    I look more for a dovetailing of scientists' estimates of where we are at on the timeline, and of what the points on the timeline into the future actually are. In my conversation with Dr. Don Wilhite broadcast on the Earth To Lincoln radio show, he spoke of the time after we stop burning fossil fuels as "four or five decades of continued rising temperatures, followed by four or five decades of relative stability," which is compatible with your estimates. (That can be heard at, May 5, 2016)

  6. The other point is that while the conversion of the electricity supply system is decidedly non-trivial, we have already begun the process. Storage will be good, but we are already solving some of the cluster of issues via network solutions; yes, going further will require more transmission, but that is old hat.

    In fact we need very little that is new, technologically. What we need is the political will to act. I'm pondering Bill McKibben's adoption of the "WWII-like" mobilization metaphor, and I'm liking it. It is a positive message, with the added plus that it is what we actually need!

    I'll leave you with a couple links:, which is to a study based in the real world - four years of hourly data in one of the most important electricity regions in the USA.
    OK, so two *more* from the Southwest Power Pool, which runs from the North Dakota border with Canada down to parts of North Texas: shows - IN REAL TIME - how well the grid operators are doing at predicting and coordinating various forms of electricity generation. shows the generation mix, again in real time. I have seen wind up to 40%, although right now it is only 5%.

    Thanks again, Clair!

  7. I’m frustrated by your blog because I think it represents a mistaken political immaturity on how you make either a political or a climate revolution. One should not take a position on party politics or any particular candidate unless you are prepared to defend said positions, as I see it, your's are indefensible.....

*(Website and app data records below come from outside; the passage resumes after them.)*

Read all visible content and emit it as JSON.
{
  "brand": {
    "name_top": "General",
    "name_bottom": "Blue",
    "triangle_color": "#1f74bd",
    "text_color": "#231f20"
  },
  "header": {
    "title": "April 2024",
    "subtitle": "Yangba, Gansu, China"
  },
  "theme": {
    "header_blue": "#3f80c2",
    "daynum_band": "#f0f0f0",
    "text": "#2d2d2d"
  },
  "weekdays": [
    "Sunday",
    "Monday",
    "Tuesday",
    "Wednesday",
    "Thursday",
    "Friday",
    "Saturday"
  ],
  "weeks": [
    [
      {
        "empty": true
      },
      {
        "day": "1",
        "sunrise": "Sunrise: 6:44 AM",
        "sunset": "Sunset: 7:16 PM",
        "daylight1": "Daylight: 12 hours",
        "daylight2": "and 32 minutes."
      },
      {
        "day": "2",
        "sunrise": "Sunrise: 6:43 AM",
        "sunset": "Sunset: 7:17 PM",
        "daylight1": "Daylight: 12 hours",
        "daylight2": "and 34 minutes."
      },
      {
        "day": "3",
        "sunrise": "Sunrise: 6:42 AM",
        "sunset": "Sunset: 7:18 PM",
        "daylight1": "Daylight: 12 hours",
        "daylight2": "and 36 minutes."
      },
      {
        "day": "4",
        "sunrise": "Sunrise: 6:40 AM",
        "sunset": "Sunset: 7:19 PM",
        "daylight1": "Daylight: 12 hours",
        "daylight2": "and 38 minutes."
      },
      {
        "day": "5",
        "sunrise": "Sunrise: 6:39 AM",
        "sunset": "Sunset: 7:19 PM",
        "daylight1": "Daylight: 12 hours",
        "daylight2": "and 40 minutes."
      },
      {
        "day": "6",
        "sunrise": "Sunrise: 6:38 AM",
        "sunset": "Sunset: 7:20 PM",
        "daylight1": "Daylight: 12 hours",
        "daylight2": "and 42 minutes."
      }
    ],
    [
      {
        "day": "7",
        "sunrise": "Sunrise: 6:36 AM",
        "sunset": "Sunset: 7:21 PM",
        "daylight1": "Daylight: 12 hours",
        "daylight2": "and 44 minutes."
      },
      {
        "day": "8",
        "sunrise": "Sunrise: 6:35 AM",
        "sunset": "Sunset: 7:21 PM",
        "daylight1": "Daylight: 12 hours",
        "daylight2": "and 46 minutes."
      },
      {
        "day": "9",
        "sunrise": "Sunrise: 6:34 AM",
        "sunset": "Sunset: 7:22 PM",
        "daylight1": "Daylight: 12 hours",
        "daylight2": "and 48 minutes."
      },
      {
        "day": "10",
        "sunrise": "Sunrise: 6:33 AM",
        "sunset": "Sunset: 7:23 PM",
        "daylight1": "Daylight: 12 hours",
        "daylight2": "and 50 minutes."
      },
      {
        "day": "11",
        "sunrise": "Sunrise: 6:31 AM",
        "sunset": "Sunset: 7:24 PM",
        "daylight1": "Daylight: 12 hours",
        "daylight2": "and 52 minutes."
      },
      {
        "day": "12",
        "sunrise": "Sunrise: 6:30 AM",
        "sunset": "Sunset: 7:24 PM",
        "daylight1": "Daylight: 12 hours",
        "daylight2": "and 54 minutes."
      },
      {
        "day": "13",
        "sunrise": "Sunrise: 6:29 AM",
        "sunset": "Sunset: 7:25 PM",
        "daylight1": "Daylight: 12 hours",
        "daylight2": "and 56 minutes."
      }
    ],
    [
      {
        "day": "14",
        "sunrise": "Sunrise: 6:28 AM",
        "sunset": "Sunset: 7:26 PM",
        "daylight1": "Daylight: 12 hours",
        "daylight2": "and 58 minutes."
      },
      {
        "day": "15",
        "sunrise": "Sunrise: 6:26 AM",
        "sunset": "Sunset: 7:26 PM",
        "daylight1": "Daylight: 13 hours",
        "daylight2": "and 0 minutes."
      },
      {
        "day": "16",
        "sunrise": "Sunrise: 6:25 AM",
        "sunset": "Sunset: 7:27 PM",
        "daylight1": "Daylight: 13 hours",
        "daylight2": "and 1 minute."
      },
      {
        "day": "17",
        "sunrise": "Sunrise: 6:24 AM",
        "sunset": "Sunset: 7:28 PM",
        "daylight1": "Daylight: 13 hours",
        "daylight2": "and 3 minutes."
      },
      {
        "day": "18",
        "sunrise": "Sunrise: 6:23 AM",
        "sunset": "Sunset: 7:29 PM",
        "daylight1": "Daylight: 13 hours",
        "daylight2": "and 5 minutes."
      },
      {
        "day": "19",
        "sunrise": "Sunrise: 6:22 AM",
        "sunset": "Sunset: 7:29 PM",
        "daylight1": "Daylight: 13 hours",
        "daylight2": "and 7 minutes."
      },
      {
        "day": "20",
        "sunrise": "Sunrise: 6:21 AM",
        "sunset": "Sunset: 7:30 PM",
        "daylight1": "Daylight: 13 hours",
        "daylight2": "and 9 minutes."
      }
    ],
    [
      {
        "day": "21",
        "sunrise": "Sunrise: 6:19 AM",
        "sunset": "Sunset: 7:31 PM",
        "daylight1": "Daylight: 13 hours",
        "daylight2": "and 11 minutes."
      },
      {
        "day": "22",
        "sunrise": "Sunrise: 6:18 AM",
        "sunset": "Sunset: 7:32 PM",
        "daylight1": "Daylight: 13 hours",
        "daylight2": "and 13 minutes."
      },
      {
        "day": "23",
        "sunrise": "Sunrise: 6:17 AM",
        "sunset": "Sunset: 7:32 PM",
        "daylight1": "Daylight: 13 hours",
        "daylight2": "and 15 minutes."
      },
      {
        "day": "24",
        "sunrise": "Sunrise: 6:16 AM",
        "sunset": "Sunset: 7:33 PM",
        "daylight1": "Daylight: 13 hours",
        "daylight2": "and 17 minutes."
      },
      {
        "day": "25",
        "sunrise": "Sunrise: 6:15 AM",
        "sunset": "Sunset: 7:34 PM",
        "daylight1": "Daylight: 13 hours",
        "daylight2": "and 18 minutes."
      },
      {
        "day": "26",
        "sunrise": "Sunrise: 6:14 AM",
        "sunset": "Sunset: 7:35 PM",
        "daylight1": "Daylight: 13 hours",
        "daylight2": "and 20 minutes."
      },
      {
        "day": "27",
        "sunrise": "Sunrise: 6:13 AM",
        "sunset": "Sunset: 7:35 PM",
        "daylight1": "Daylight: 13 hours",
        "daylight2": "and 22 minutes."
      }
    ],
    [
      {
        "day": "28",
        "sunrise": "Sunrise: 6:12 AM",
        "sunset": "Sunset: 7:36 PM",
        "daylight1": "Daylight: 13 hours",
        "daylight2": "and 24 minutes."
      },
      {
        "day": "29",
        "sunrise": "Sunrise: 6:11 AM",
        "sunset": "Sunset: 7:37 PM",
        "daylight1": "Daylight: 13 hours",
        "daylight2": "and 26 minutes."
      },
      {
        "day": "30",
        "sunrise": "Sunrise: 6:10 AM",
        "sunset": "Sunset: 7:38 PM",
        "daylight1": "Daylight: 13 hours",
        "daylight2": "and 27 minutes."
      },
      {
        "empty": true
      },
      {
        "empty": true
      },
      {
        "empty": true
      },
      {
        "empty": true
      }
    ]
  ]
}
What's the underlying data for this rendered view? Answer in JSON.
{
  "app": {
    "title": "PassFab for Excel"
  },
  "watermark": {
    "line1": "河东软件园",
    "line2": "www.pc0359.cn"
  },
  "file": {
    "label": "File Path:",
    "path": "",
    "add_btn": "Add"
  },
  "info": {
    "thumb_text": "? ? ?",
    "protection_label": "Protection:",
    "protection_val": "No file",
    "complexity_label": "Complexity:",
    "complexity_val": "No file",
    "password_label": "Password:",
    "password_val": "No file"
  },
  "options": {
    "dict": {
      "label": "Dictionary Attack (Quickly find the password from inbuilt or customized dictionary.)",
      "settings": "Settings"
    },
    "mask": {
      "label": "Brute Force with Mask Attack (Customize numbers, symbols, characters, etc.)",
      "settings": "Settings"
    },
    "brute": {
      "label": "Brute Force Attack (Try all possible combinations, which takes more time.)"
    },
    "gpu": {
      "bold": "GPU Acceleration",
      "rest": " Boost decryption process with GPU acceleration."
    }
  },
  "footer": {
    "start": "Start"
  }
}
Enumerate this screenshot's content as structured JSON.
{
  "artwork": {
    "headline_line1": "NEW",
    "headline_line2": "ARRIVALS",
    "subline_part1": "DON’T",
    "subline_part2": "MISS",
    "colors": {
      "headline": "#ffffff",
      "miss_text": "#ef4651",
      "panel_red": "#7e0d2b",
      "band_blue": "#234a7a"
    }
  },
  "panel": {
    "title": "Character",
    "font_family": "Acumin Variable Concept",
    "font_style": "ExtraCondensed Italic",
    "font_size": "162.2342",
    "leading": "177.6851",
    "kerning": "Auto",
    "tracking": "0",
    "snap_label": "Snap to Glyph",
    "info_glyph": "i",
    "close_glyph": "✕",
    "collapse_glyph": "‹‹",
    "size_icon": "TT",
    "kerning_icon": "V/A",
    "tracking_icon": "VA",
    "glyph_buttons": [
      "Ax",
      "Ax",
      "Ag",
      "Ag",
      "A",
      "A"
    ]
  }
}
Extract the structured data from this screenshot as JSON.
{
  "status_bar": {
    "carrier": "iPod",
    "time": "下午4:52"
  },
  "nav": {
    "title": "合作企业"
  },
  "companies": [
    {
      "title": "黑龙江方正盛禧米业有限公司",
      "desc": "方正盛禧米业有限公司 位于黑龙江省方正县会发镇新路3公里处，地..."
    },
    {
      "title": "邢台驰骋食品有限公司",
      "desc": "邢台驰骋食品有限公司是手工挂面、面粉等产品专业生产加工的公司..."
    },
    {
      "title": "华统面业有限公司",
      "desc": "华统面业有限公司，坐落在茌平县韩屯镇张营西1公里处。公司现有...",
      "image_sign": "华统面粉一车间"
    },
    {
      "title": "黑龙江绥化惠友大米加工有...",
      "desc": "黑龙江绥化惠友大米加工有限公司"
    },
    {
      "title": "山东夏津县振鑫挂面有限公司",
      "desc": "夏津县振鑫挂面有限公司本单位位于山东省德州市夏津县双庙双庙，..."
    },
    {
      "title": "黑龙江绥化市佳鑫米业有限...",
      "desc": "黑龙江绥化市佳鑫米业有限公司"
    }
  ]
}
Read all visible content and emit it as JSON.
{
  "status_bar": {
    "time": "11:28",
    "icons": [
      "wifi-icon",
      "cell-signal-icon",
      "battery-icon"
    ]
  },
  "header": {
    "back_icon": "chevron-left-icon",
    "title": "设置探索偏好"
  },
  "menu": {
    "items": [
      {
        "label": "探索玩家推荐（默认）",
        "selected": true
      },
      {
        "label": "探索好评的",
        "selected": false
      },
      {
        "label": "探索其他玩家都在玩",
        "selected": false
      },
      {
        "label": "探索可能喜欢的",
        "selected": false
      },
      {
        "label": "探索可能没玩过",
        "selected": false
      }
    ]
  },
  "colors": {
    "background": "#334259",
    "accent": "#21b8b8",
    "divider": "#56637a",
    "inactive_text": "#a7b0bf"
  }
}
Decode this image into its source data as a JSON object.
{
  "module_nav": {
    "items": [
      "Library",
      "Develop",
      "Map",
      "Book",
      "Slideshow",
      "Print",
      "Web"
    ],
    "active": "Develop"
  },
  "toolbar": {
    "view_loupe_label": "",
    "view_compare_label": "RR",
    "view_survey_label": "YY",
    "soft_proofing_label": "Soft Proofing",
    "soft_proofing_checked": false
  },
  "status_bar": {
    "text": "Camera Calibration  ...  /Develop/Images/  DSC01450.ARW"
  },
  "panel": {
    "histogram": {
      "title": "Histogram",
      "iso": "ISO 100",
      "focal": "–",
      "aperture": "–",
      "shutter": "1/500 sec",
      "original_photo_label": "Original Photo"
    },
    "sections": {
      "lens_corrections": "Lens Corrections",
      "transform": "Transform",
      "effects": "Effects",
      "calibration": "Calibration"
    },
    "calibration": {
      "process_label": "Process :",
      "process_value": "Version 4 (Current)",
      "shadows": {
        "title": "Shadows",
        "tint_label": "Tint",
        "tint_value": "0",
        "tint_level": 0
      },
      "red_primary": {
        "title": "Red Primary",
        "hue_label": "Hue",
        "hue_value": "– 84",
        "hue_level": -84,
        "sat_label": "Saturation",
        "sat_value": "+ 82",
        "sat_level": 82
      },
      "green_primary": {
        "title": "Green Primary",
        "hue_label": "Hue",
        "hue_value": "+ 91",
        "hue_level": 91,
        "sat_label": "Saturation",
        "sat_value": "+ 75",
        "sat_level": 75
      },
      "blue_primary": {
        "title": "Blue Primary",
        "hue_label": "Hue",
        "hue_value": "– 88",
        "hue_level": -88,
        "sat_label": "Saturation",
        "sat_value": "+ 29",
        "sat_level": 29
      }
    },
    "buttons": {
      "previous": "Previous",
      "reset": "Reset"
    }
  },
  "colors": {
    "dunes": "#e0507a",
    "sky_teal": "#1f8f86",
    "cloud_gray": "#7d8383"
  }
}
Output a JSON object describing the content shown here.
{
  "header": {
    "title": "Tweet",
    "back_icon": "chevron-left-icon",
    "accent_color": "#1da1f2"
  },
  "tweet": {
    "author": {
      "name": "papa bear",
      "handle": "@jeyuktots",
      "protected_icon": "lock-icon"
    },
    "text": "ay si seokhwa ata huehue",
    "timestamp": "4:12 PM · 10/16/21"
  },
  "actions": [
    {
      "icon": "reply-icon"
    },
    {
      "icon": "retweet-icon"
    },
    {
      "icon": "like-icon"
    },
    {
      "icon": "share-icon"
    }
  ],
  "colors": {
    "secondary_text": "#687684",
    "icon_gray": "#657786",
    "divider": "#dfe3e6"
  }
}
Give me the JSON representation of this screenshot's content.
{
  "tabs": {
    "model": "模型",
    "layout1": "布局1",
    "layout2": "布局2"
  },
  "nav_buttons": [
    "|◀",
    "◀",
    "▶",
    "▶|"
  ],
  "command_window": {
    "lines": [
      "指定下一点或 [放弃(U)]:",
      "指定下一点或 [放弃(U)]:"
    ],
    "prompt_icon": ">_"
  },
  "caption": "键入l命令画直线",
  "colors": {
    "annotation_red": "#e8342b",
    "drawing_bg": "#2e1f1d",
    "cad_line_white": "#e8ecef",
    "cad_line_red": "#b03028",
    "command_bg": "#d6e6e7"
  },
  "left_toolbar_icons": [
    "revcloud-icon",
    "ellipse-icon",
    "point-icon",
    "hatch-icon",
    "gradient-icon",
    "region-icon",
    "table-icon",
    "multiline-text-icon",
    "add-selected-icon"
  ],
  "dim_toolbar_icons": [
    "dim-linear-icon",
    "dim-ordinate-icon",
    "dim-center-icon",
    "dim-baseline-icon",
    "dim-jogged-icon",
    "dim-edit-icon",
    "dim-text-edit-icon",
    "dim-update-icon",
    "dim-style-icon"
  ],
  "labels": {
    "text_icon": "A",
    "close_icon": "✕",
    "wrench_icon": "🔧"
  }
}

    At a certain point, you will wake up and you realize you have destroyed the credibility of any credible source out there. Therefore, any attempt to debunk or defend a falsehood, by yourself, becomes both hopeless and virtually impossible.....

    Welcome to the world of hypercritical blogging, Claire. Personally, been at this since aught-6 and have just gotten my third name change and URL and need to find a way to create more 'urgency' (hint) before publishing.

    Very excellent first timer piece, exceptionally well stated, and most acutely right on-point. Hope you take my few criticisms constructively, as they were meant to be taken.

    Thanks for your time, Claire.

    1. Thank you for the welcome.

      I will take your positive feedback along with your criticisms gladly.

      I disagree with you on taking a stand. Deconstructionism is fun and even helpful. At times, powerful.

      But at some point in life, you stop, you plant your flag and you take a stand.

      I wonder, have you ever seen Hillary Clinton's senior thesis on Saul Alinsky and changing the system from within versus from without? Pragmatism is the tool I personally gained along with motherhood. Any mother will likely agree on its power.